But don’t pigeonhole him as just a slam poet or a comedy act. Steve defies boxes. Three years ago he was put forward as a candidate for the prestigious Oxford Professor of Poetry position which is decided by vote. In typical Larkin-style his candidate statement promised to “reload the literary canon and fire it through the walls of the ivory tower “.. strangely the Don’s turned down the offer. A stint teaching poetry in a high security prison provided material highly acclaimed theatre show called N.O.N.C.E. that won audiences across Canada and UK as Steve transformed a cast of criminals, all played by him, into a sort of motley crew of poetic Billy Elliots. His brand new one man show, TESS which just premiered in Victoria, grittily rewrites Thomas Hardy’s Tess of The D’Urbevilles for contemporary Britain. The Victoria Times Colonist rated it one of the best shows of this years fringe and called it “an intelligent gut-puncher of a show” Yet for all of Steve’s literary oxford polish he’s as happy to spend five minutes on stage teaching the crowd to chant ‘wanker’.
Last time Steve was in Montreal he filled up the Casa de Popolo, this time he’s in the more intimate setting of Burritoville near Concordia. The show starts at 8pm on Friday 4th October, and you can get tickets in advance from Quebec Writers federation (he is running a workshop for them next day, details here. Its only ten bucks for what CBC describes as “An entertaining hour of funny, politically charged poems and songs” – and oxygen. Plenty of oxygen.
Fat Sex with Steve Larkin

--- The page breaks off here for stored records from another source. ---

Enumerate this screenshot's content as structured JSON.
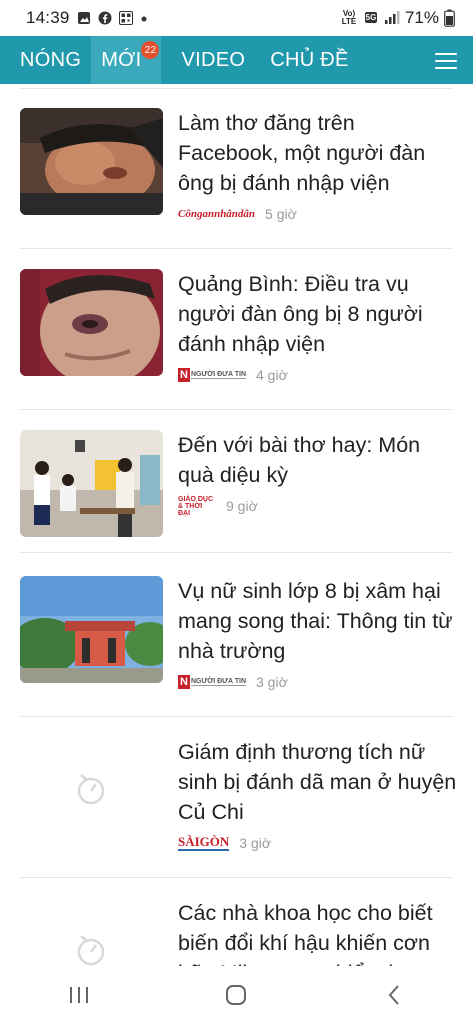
{
  "status_bar": {
    "time": "14:39",
    "battery": "71%",
    "network": "5G",
    "volte": "Vo) LTE",
    "icons": [
      "gallery-icon",
      "facebook-icon",
      "qr-icon",
      "dot-icon",
      "signal-icon",
      "battery-icon"
    ]
  },
  "nav": {
    "tabs": [
      {
        "label": "NÓNG"
      },
      {
        "label": "MỚI",
        "badge": "22"
      },
      {
        "label": "VIDEO"
      },
      {
        "label": "CHỦ ĐỀ"
      }
    ],
    "menu_icon": "hamburger-icon"
  },
  "articles": [
    {
      "title": "Làm thơ đăng trên Facebook, một người đàn ông bị đánh nhập viện",
      "source": "Côngannhândân",
      "time": "5 giờ",
      "thumb": "photo"
    },
    {
      "title": "Quảng Bình: Điều tra vụ người đàn ông bị 8 người đánh nhập viện",
      "source": "NGƯỜI ĐƯA TIN",
      "time": "4 giờ",
      "thumb": "photo"
    },
    {
      "title": "Đến với bài thơ hay: Món quà diệu kỳ",
      "source": "GIÁO DỤC & THỜI ĐẠI",
      "time": "9 giờ",
      "thumb": "photo"
    },
    {
      "title": "Vụ nữ sinh lớp 8 bị xâm hại mang song thai: Thông tin từ nhà trường",
      "source": "NGƯỜI ĐƯA TIN",
      "time": "3 giờ",
      "thumb": "photo"
    },
    {
      "title": "Giám định thương tích nữ sinh bị đánh dã man ở huyện Củ Chi",
      "source": "SÀIGÒN",
      "time": "3 giờ",
      "thumb": "loading"
    },
    {
      "title": "Các nhà khoa học cho biết biến đổi khí hậu khiến cơn bão Milton nguy hiểm hơn",
      "source": "",
      "time": "",
      "thumb": "loading"
    }
  ],
  "colors": {
    "nav_bg": "#2199ad",
    "nav_active": "#3aa9bb",
    "badge": "#e3502d",
    "source_red": "#c8202a"
  },
  "bottom_nav": [
    "recents-icon",
    "home-icon",
    "back-icon"
  ]
}
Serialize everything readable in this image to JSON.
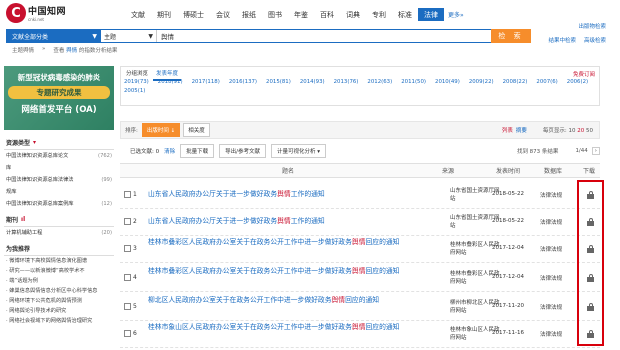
{
  "logo": {
    "mark": "C",
    "name": "中国知网",
    "sub": "cnki.net"
  },
  "nav": {
    "items": [
      "文献",
      "期刊",
      "博硕士",
      "会议",
      "报纸",
      "图书",
      "年鉴",
      "百科",
      "词典",
      "专利",
      "标准",
      "法律"
    ],
    "active_index": 11,
    "more": "更多»"
  },
  "toplinks": {
    "publish": "出版物检索",
    "results": "结果中检索",
    "advanced": "高级检索"
  },
  "search": {
    "scope": "文献全部分类",
    "field": "主题",
    "query": "舆情",
    "button": "检 索"
  },
  "breadcrumb": {
    "theme": "主题舆情",
    "arrow": "»",
    "view": "查看",
    "kw": "舆情",
    "suffix": "的指数分析结果"
  },
  "banner": {
    "line1": "新型冠状病毒感染的肺炎",
    "line2": "专题研究成果",
    "line3": "网络首发平台 (OA)"
  },
  "sidebar": {
    "resource_head": "资源类型",
    "resources": [
      {
        "label": "中国法律知识资源总库论文",
        "count": "(762)"
      },
      {
        "label": "库",
        "count": ""
      },
      {
        "label": "中国法律知识资源总库法律法",
        "count": "(99)"
      },
      {
        "label": "规库",
        "count": ""
      },
      {
        "label": "中国法律知识资源总库案例库",
        "count": "(12)"
      }
    ],
    "journal_head": "期刊",
    "journals": [
      {
        "label": "计算机辅助工程",
        "count": "(20)"
      }
    ],
    "recommend_head": "为我推荐",
    "recommends": [
      "微博环境下高校舆情信息演化图谱",
      "研究——以新浪微博“高校学术不",
      "端”话题为例",
      "蜂巢信息舆情信息分析区中心科学信息",
      "网络环境下公共危机的舆情预测",
      "网络舆论引导技术的研究",
      "网络社会视域下的网络舆情治理研究"
    ]
  },
  "filter": {
    "tabs": [
      "分组浏览",
      "发表年度"
    ],
    "active_tab": 1,
    "subscribe": "免费订阅",
    "years": [
      "2019(73)",
      "2018(91)",
      "2017(118)",
      "2016(137)",
      "2015(81)",
      "2014(93)",
      "2013(76)",
      "2012(63)",
      "2011(50)",
      "2010(49)",
      "2009(22)",
      "2008(22)",
      "2007(6)",
      "2006(2)",
      "2005(1)"
    ]
  },
  "sortbar": {
    "label": "排序:",
    "options": [
      "出版时间",
      "相关度"
    ],
    "active_index": 0,
    "view_list": "列表",
    "view_summary": "摘要",
    "perpage_label": "每页显示:",
    "perpage_opts": [
      "10",
      "20",
      "50"
    ],
    "perpage_active": 1
  },
  "actions": {
    "selected": "已选文献:",
    "selected_count": "0",
    "clear": "清除",
    "batch": "批量下载",
    "export": "导出/参考文献",
    "visual": "计量可视化分析",
    "result_count": "找到 873 条结果",
    "page": "1/44"
  },
  "table": {
    "headers": {
      "title": "题名",
      "source": "来源",
      "date": "发表时间",
      "db": "数据库",
      "dl": "下载"
    },
    "rows": [
      {
        "num": "1",
        "title_a": "山东省人民政府办公厅关于进一步做好政务",
        "title_kw": "舆情",
        "title_b": "工作的通知",
        "source": "山东省国土资源厅网站",
        "date": "2018-05-22",
        "db": "法律法规"
      },
      {
        "num": "2",
        "title_a": "山东省人民政府办公厅关于进一步做好政务",
        "title_kw": "舆情",
        "title_b": "工作的通知",
        "source": "山东省国土资源厅网站",
        "date": "2018-05-22",
        "db": "法律法规"
      },
      {
        "num": "3",
        "title_a": "桂林市叠彩区人民政府办公室关于在政务公开工作中进一步做好政务",
        "title_kw": "舆情",
        "title_b": "回应的通知",
        "source": "桂林市叠彩区人民政府网站",
        "date": "2017-12-04",
        "db": "法律法规"
      },
      {
        "num": "4",
        "title_a": "桂林市叠彩区人民政府办公室关于在政务公开工作中进一步做好政务",
        "title_kw": "舆情",
        "title_b": "回应的通知",
        "source": "桂林市叠彩区人民政府网站",
        "date": "2017-12-04",
        "db": "法律法规"
      },
      {
        "num": "5",
        "title_a": "柳北区人民政府办公室关于在政务公开工作中进一步做好政务",
        "title_kw": "舆情",
        "title_b": "回应的通知",
        "source": "柳州市柳北区人民政府网站",
        "date": "2017-11-20",
        "db": "法律法规"
      },
      {
        "num": "6",
        "title_a": "桂林市象山区人民政府办公室关于在政务公开工作中进一步做好政务",
        "title_kw": "舆情",
        "title_b": "回应的通知",
        "source": "桂林市象山区人民政府网站",
        "date": "2017-11-16",
        "db": "法律法规"
      }
    ]
  },
  "colors": {
    "brand_blue": "#1b6cc1",
    "accent_orange": "#f68d2b",
    "highlight_red": "#d8000c"
  }
}
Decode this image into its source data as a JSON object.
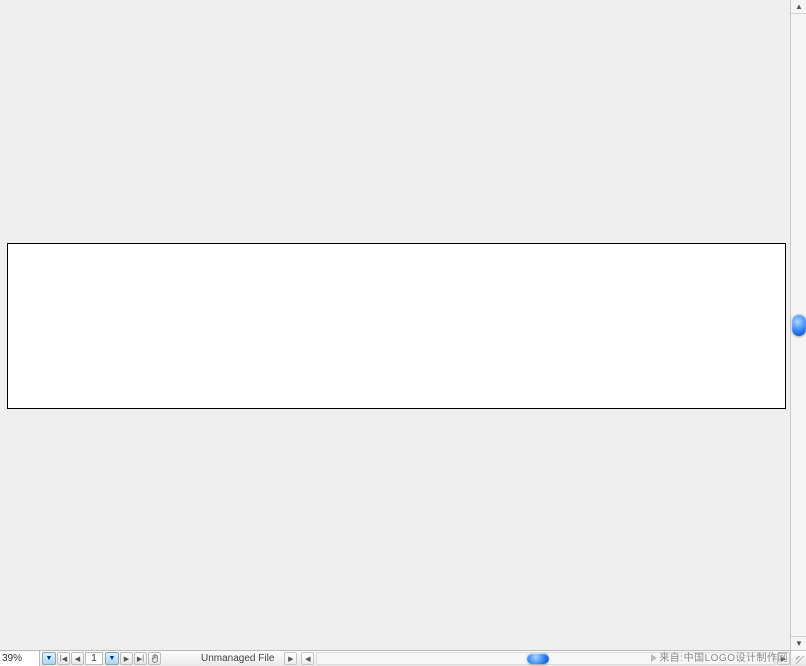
{
  "zoom": {
    "level": "39%"
  },
  "page_nav": {
    "current_page": "1"
  },
  "file_status": {
    "label": "Unmanaged File"
  },
  "attribution": {
    "text": "来自:中国LOGO设计制作网"
  },
  "icons": {
    "triangle_up": "▲",
    "triangle_down": "▼",
    "triangle_left": "◀",
    "triangle_right": "▶",
    "bar_left": "|",
    "bar_right": "|",
    "hand": "✋"
  }
}
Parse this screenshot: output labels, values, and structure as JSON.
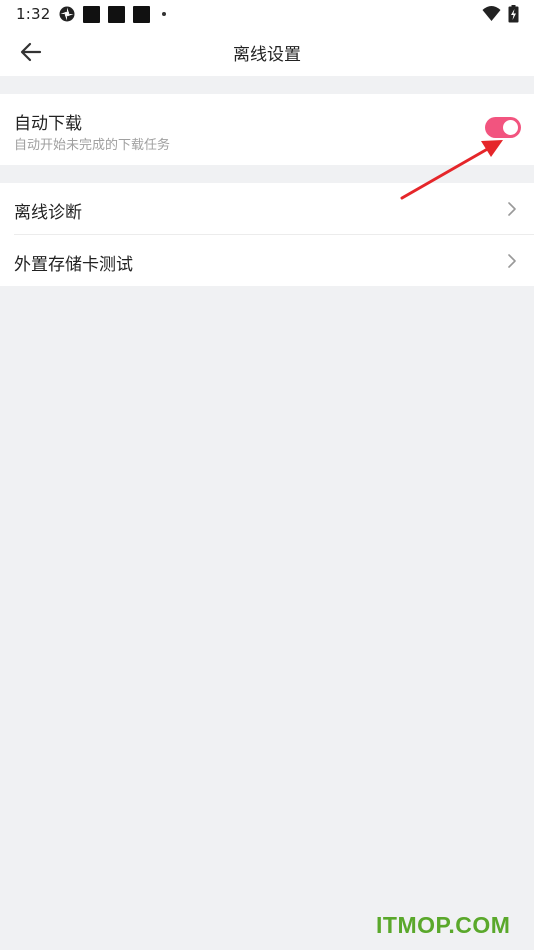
{
  "status_bar": {
    "time": "1:32",
    "icons": [
      "settings-gear-icon",
      "notification-icon",
      "notification-icon",
      "notification-icon",
      "more-dot-icon",
      "wifi-icon",
      "battery-icon"
    ]
  },
  "header": {
    "title": "离线设置",
    "back_icon": "arrow-left-icon"
  },
  "auto_download": {
    "title": "自动下载",
    "subtitle": "自动开始未完成的下载任务",
    "enabled": true,
    "toggle_color": "#f2547f"
  },
  "menu": {
    "items": [
      {
        "label": "离线诊断",
        "icon": "chevron-right-icon"
      },
      {
        "label": "外置存储卡测试",
        "icon": "chevron-right-icon"
      }
    ]
  },
  "annotation": {
    "arrow_color": "#e5262a"
  },
  "watermark": {
    "text": "ITMOP.COM",
    "color": "#5aa82b"
  }
}
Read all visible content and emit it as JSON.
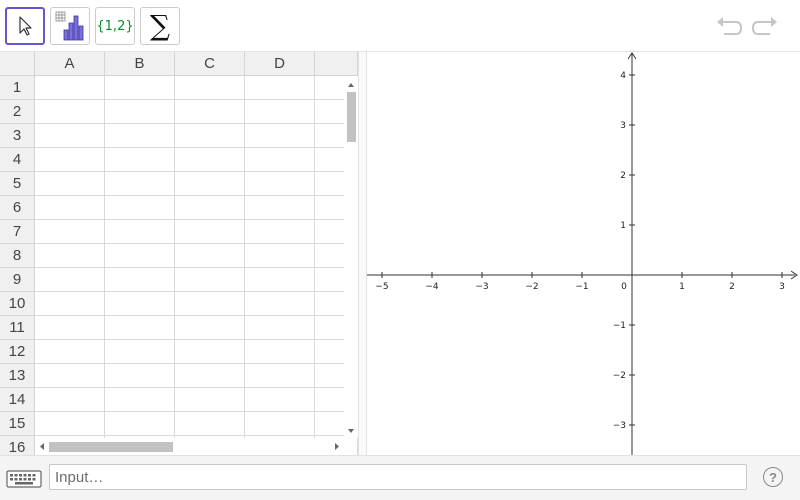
{
  "toolbar": {
    "tools": [
      {
        "name": "move-tool",
        "icon": "cursor-arrow-icon",
        "selected": true
      },
      {
        "name": "chart-tool",
        "icon": "bar-chart-icon",
        "selected": false
      },
      {
        "name": "list-tool",
        "icon": "list-braces-icon",
        "label": "{1,2}",
        "selected": false
      },
      {
        "name": "sum-tool",
        "icon": "sigma-icon",
        "label": "∑",
        "selected": false
      }
    ],
    "undo_icon": "undo-icon",
    "redo_icon": "redo-icon"
  },
  "spreadsheet": {
    "columns": [
      "A",
      "B",
      "C",
      "D"
    ],
    "rows": [
      "1",
      "2",
      "3",
      "4",
      "5",
      "6",
      "7",
      "8",
      "9",
      "10",
      "11",
      "12",
      "13",
      "14",
      "15",
      "16"
    ]
  },
  "graphics": {
    "x_ticks": [
      "−5",
      "−4",
      "−3",
      "−2",
      "−1",
      "0",
      "1",
      "2",
      "3"
    ],
    "y_ticks_pos": [
      "4",
      "3",
      "2",
      "1"
    ],
    "y_ticks_neg": [
      "−1",
      "−2",
      "−3"
    ],
    "x_values": [
      -5,
      -4,
      -3,
      -2,
      -1,
      0,
      1,
      2,
      3
    ],
    "y_values_pos": [
      4,
      3,
      2,
      1
    ],
    "y_values_neg": [
      -1,
      -2,
      -3
    ]
  },
  "input_bar": {
    "placeholder": "Input…",
    "help_label": "?",
    "keyboard_icon": "keyboard-icon"
  },
  "colors": {
    "accent": "#6557d2",
    "list_green": "#0a8a2b",
    "chart_purple": "#6b5fd6"
  }
}
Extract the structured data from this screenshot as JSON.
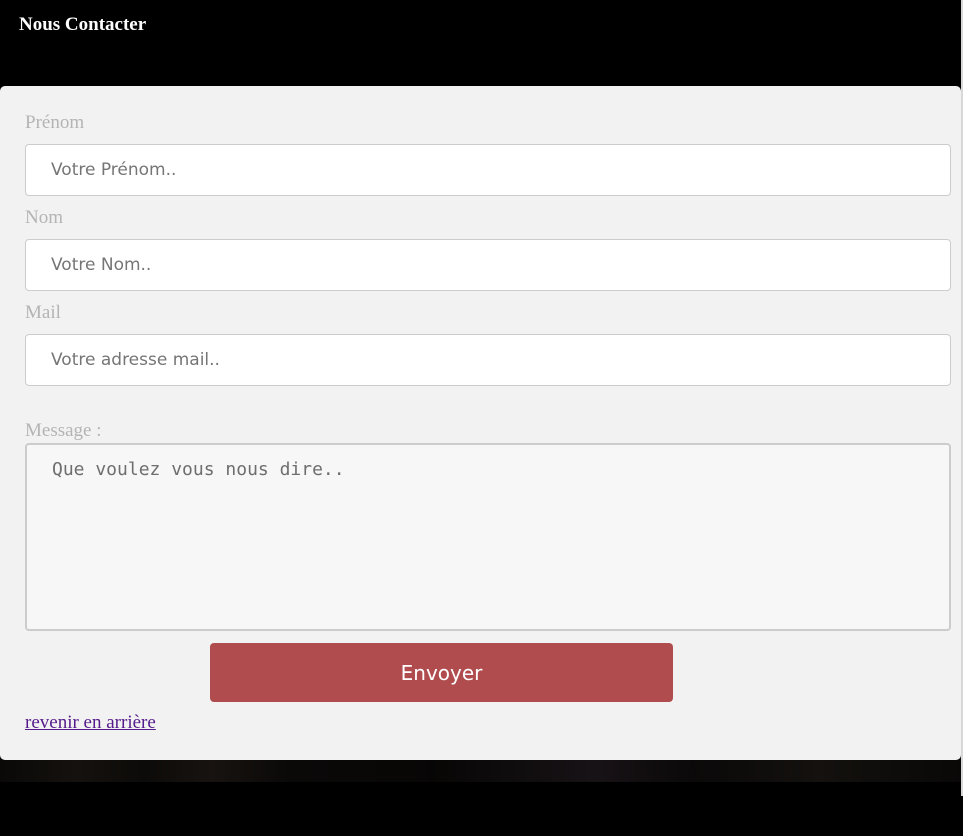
{
  "header": {
    "title": "Nous Contacter"
  },
  "form": {
    "prenom": {
      "label": "Prénom",
      "placeholder": "Votre Prénom..",
      "value": ""
    },
    "nom": {
      "label": "Nom",
      "placeholder": "Votre Nom..",
      "value": ""
    },
    "mail": {
      "label": "Mail",
      "placeholder": "Votre adresse mail..",
      "value": ""
    },
    "message": {
      "label": "Message :",
      "placeholder": "Que voulez vous nous dire..",
      "value": ""
    },
    "submit_label": "Envoyer"
  },
  "footer": {
    "back_link": "revenir en arrière"
  },
  "colors": {
    "page_background": "#000000",
    "panel_background": "#f2f2f2",
    "button_background": "#b04c4e",
    "button_text": "#ffffff",
    "label_text": "#b4b4b4",
    "link_visited": "#551a8b"
  }
}
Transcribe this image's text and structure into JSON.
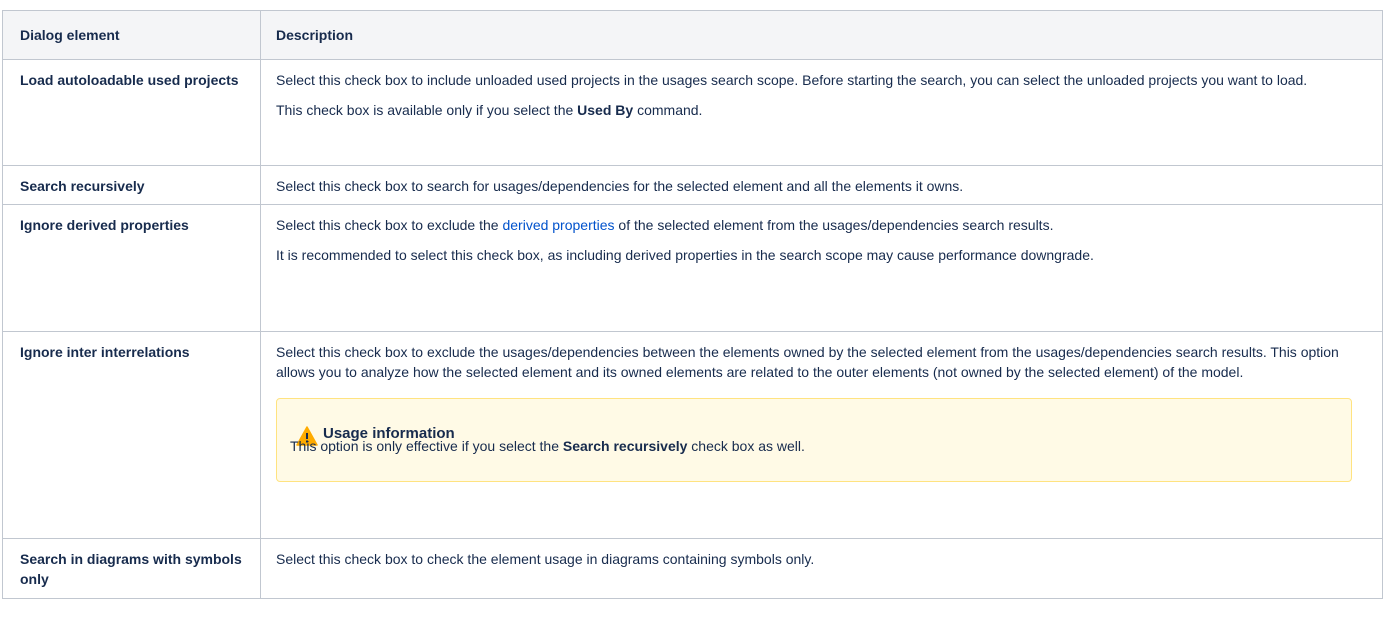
{
  "table": {
    "headers": [
      "Dialog element",
      "Description"
    ],
    "rows": [
      {
        "element": "Load autoloadable used projects",
        "desc1": "Select this check box to include unloaded used projects in the usages search scope. Before starting the search, you can select the unloaded projects you want to load.",
        "desc2_pre": "This check box is available only if you select the ",
        "desc2_bold": "Used By",
        "desc2_post": " command."
      },
      {
        "element": "Search recursively",
        "desc1": "Select this check box to search for usages/dependencies for the selected element and all the elements it owns."
      },
      {
        "element": "Ignore derived properties",
        "desc1_pre": "Select this check box to exclude the ",
        "desc1_link": "derived properties",
        "desc1_post": " of the selected element from the usages/dependencies search results.",
        "desc2": "It is recommended to select this check box, as including derived properties in the search scope may cause performance downgrade."
      },
      {
        "element": "Ignore inter interrelations",
        "desc1": "Select this check box to exclude the usages/dependencies between the elements owned by the selected element from the usages/dependencies search results. This option allows you to analyze how the selected element and its owned elements are related to the outer elements (not owned by the selected element) of the model.",
        "panel": {
          "icon": "warning-icon",
          "title": "Usage information",
          "body_pre": "This option is only effective if you select the ",
          "body_bold": "Search recursively",
          "body_post": " check box as well."
        }
      },
      {
        "element": "Search in diagrams with symbols only",
        "desc1": "Select this check box to check the element usage in diagrams containing symbols only."
      }
    ]
  },
  "colors": {
    "header_bg": "#f4f5f7",
    "border": "#c1c7d0",
    "link": "#0052cc",
    "panel_bg": "#fffae6",
    "panel_border": "#ffe380",
    "warning": "#ffab00"
  }
}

Jeremy Dobski. – Comic/rapper/producer
Léa Strélisky – from Radio-Canada
Judes Dickey – host of gelate.ca
Burritoville, 2055 Bishop
514 – 286 – 2776 / firstname.lastname@example.org